1) Have your investment talking points clearly outlined in your head so you can hit all of them during the course of conversation. Of course, I think it’s important to bring them up a comfortable, natural way. What you probably don’t want to say: “Mmmmm, this perch is really delicious…reminds me of a SpongeBob episode I just watched with my nieces. Hey, speaking of that lovable sea creature, did I mention I worked at Nickelodeon for almost ten years and can put that experience towards my low-budget film and you’d be an absolute fool not to get in on the ground floor of this incredible investment opportunity?” Yes, I try to have a little more finesse and actually listen to the potential investor rather than just barreling forward with my pitch. Good conversation brings good advice and good will…and good will may reel in a future Executive Producer.
2) When asking for money, focus not just on the investment structure that you’ve put in place, but the investment potential. Yeah, that seems pretty basic, but I was amazed at the end of a meeting yesterday when the lovely woman with whom we were having lunch had to ask me what the potential profits might be. <SIGH> Oh, Deirdre, if people are going to trust you with their hard-earned money they may actually want to know what’s in it for them beyond seeing their name on a movie screen some day. Now I don’t think it’s advisable to promise another Paranormal Activity or My Big Fat Greek Money in terms of revenues, but you can mention that a strategic marketing and distribution plan can bring about a healthy return. It helps to have some concrete examples to reference, too.
3) Don’t order soup. (EP Dad pointed this one out to me.) As the salesperson, you’re still the one doing most of the talking and a cup of seafood chowder will only go cold.

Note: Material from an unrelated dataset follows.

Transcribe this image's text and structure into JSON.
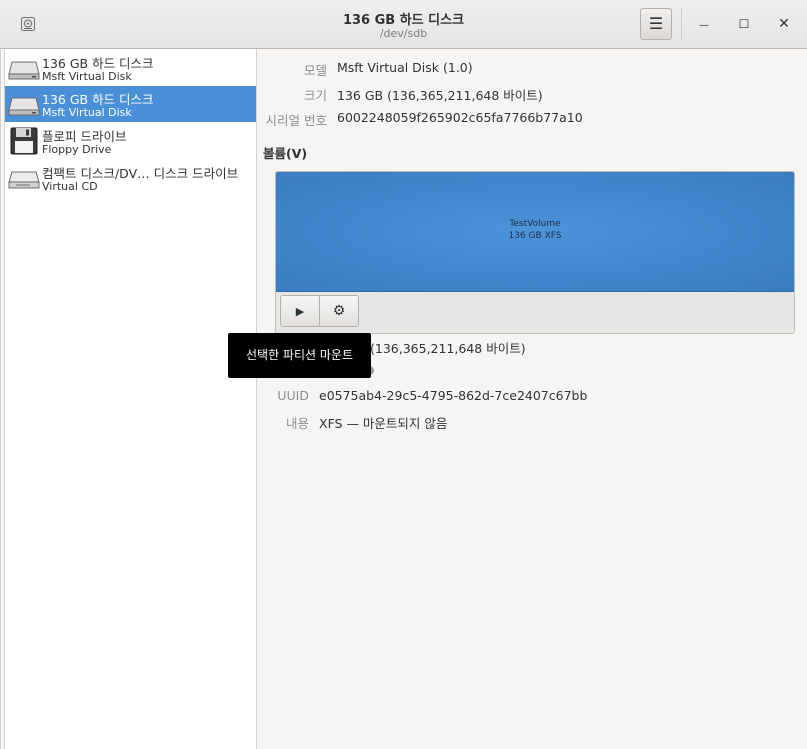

4) Dads make good wingmen…especially MY DAD!
NEXT UP: Back in La-La Land! Will Lucy and Sophia remember me?